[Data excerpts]

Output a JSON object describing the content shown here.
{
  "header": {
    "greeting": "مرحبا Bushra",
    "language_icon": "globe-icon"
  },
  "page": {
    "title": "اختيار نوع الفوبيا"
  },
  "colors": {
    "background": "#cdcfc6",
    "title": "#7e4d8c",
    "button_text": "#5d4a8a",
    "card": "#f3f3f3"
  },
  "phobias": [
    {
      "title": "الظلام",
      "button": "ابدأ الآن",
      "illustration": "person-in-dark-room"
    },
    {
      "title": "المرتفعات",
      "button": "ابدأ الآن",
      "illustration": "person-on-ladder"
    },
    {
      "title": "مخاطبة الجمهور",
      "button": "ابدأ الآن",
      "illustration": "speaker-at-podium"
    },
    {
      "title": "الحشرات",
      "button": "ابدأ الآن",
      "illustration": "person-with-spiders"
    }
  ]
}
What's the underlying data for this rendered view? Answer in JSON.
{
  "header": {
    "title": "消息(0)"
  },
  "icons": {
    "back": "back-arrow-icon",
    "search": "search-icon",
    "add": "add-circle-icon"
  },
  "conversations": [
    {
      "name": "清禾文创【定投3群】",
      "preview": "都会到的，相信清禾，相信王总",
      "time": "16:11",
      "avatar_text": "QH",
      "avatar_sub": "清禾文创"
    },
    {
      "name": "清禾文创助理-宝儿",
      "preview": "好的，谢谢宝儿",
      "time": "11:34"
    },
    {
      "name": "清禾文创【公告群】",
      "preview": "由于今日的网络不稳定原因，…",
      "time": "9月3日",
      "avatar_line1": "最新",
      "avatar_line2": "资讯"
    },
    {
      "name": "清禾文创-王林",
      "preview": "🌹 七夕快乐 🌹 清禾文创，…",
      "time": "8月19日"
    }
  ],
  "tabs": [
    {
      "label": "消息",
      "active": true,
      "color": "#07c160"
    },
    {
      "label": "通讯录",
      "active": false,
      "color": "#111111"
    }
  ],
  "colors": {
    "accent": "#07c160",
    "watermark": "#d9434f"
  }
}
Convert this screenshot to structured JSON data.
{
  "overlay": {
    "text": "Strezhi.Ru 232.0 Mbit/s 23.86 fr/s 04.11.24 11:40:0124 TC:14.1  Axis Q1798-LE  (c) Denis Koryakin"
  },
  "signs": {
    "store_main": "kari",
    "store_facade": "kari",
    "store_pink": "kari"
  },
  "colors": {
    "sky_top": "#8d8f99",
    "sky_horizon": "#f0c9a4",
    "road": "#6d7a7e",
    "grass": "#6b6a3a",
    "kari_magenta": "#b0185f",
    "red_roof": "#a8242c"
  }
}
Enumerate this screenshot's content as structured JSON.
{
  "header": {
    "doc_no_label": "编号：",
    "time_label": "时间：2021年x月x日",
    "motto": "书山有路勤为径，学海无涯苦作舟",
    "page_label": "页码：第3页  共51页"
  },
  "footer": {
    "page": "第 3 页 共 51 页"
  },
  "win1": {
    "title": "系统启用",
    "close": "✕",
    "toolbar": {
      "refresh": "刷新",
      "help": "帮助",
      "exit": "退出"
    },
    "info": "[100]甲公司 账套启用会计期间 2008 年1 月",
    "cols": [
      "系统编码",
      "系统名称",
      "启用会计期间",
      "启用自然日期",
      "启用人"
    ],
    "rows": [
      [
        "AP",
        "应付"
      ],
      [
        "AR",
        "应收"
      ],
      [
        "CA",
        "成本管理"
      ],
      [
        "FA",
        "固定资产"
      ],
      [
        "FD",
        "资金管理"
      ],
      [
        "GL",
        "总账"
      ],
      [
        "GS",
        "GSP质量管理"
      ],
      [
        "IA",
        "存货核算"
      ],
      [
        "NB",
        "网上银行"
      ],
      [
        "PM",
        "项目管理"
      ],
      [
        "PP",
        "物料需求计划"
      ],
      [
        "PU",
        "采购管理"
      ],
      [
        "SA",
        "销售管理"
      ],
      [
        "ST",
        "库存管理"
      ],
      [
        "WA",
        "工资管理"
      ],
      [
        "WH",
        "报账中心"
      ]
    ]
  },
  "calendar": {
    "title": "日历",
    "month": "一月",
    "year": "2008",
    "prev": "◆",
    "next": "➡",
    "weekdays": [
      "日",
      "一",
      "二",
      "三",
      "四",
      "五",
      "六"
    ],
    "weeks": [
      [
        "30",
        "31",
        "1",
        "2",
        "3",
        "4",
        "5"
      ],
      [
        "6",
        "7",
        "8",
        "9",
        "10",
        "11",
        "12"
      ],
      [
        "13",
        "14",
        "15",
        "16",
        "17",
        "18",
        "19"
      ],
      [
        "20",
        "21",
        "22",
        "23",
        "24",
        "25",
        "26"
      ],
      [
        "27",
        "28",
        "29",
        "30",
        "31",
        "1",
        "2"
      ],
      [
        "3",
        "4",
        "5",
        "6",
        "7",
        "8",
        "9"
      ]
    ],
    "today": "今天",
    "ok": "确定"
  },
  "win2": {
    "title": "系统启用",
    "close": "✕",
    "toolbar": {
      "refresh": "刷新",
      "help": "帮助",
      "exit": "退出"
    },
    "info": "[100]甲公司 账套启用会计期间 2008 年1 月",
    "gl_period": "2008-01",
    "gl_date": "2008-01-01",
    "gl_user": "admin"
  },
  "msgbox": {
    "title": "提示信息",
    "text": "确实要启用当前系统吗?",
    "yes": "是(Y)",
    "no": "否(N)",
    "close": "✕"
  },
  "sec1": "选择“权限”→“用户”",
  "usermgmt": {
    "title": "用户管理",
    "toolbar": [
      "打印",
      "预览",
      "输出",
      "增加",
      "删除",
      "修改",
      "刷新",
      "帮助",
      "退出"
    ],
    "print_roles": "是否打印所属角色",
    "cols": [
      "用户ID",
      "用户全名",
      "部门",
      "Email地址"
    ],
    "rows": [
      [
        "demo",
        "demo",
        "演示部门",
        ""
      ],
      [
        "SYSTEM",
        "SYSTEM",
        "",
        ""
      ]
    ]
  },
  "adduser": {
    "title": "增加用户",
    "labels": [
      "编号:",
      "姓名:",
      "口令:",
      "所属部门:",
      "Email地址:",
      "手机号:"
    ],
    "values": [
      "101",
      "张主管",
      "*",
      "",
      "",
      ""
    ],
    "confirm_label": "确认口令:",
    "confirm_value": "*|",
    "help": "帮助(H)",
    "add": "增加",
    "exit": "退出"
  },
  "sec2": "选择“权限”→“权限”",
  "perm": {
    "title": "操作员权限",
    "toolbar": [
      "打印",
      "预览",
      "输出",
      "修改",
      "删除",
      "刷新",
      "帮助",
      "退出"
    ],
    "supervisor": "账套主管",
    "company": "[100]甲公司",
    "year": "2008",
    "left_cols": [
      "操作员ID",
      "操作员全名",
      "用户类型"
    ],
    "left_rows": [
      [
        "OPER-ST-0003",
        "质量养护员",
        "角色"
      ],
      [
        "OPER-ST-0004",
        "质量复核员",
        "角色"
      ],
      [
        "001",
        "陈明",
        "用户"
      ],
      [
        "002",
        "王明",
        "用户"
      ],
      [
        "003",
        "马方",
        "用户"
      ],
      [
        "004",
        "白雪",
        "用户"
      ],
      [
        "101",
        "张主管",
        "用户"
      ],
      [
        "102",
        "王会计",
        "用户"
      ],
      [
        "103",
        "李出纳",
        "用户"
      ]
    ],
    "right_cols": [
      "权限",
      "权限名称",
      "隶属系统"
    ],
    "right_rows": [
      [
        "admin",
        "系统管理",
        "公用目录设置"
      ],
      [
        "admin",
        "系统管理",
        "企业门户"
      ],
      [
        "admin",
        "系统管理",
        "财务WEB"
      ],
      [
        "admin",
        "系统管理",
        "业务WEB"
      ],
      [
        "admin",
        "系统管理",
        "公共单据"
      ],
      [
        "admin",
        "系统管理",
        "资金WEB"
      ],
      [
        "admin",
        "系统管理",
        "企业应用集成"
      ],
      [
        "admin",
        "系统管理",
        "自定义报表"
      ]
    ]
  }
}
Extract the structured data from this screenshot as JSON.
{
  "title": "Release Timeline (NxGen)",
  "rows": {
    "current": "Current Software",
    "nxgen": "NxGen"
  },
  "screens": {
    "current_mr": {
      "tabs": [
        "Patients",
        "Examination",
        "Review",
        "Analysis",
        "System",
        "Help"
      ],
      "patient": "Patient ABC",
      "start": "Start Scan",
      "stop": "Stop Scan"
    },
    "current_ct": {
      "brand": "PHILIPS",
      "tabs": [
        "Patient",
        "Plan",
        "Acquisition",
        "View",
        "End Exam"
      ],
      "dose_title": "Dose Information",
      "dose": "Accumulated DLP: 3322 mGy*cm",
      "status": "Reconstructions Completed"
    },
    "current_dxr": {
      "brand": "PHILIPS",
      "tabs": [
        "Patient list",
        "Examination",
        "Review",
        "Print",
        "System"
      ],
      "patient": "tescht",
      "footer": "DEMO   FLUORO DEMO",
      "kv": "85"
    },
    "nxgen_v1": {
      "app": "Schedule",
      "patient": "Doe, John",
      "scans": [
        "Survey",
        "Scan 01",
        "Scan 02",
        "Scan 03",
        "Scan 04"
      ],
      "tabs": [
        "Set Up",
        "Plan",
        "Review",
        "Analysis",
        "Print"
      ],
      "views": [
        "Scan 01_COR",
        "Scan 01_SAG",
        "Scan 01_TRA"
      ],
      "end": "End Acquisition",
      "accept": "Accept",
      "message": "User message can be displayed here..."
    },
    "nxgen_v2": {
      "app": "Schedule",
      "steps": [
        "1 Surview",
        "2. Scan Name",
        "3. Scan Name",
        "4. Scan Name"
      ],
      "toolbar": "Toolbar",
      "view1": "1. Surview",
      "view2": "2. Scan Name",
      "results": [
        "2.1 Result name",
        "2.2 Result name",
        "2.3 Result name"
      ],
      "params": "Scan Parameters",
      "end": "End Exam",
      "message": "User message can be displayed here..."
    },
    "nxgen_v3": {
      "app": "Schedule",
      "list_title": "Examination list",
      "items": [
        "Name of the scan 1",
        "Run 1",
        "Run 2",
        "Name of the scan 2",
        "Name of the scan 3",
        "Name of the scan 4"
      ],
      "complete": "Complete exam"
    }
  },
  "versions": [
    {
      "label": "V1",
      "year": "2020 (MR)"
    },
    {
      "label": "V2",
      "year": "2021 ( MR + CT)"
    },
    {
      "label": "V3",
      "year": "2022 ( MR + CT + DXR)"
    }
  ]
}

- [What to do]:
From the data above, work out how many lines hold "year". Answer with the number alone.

- [Finished task]:
5